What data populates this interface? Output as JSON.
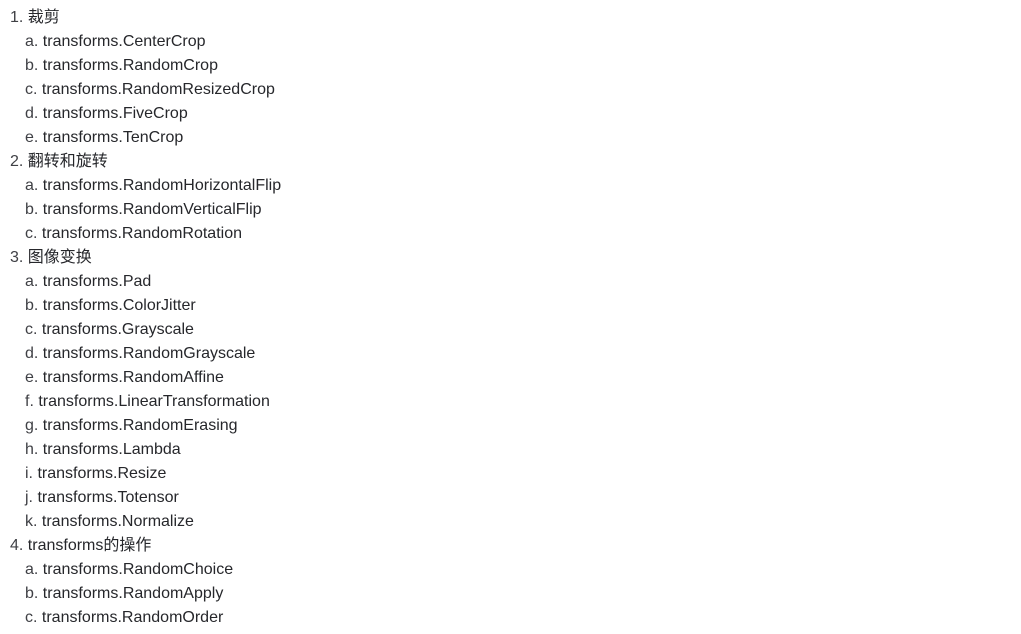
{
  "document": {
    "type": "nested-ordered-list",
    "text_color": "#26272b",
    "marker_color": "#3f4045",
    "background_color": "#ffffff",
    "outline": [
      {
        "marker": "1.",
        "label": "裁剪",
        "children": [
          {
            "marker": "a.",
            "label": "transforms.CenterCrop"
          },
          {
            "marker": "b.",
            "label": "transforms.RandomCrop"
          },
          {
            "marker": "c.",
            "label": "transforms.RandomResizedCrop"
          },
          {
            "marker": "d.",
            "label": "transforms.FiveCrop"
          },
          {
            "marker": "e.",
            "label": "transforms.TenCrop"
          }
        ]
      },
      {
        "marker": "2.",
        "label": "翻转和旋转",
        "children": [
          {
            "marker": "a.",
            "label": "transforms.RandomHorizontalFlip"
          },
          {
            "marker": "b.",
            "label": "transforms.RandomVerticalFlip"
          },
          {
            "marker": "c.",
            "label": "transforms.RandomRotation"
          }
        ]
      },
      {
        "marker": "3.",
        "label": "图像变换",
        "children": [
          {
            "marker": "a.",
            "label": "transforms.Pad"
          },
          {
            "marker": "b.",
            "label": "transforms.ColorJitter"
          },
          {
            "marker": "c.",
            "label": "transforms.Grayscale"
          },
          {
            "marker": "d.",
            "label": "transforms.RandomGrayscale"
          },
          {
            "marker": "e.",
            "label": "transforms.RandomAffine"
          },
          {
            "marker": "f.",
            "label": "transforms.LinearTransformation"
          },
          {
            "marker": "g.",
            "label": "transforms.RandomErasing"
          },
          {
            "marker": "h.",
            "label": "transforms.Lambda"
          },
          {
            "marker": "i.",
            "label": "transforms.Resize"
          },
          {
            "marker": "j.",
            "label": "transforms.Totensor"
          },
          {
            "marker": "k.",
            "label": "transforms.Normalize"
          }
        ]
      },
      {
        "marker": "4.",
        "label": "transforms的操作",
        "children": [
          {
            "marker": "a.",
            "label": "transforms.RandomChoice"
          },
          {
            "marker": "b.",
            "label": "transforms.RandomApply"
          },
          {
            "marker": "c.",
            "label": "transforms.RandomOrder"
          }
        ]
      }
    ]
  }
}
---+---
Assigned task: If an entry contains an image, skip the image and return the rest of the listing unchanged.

Finished exercise:
What data populates this interface? Output as JSON.
{
  "document": {
    "type": "nested-ordered-list",
    "text_color": "#26272b",
    "marker_color": "#3f4045",
    "background_color": "#ffffff",
    "outline": [
      {
        "marker": "1.",
        "label": "裁剪",
        "children": [
          {
            "marker": "a.",
            "label": "transforms.CenterCrop"
          },
          {
            "marker": "b.",
            "label": "transforms.RandomCrop"
          },
          {
            "marker": "c.",
            "label": "transforms.RandomResizedCrop"
          },
          {
            "marker": "d.",
            "label": "transforms.FiveCrop"
          },
          {
            "marker": "e.",
            "label": "transforms.TenCrop"
          }
        ]
      },
      {
        "marker": "2.",
        "label": "翻转和旋转",
        "children": [
          {
            "marker": "a.",
            "label": "transforms.RandomHorizontalFlip"
          },
          {
            "marker": "b.",
            "label": "transforms.RandomVerticalFlip"
          },
          {
            "marker": "c.",
            "label": "transforms.RandomRotation"
          }
        ]
      },
      {
        "marker": "3.",
        "label": "图像变换",
        "children": [
          {
            "marker": "a.",
            "label": "transforms.Pad"
          },
          {
            "marker": "b.",
            "label": "transforms.ColorJitter"
          },
          {
            "marker": "c.",
            "label": "transforms.Grayscale"
          },
          {
            "marker": "d.",
            "label": "transforms.RandomGrayscale"
          },
          {
            "marker": "e.",
            "label": "transforms.RandomAffine"
          },
          {
            "marker": "f.",
            "label": "transforms.LinearTransformation"
          },
          {
            "marker": "g.",
            "label": "transforms.RandomErasing"
          },
          {
            "marker": "h.",
            "label": "transforms.Lambda"
          },
          {
            "marker": "i.",
            "label": "transforms.Resize"
          },
          {
            "marker": "j.",
            "label": "transforms.Totensor"
          },
          {
            "marker": "k.",
            "label": "transforms.Normalize"
          }
        ]
      },
      {
        "marker": "4.",
        "label": "transforms的操作",
        "children": [
          {
            "marker": "a.",
            "label": "transforms.RandomChoice"
          },
          {
            "marker": "b.",
            "label": "transforms.RandomApply"
          },
          {
            "marker": "c.",
            "label": "transforms.RandomOrder"
          }
        ]
      }
    ]
  }
}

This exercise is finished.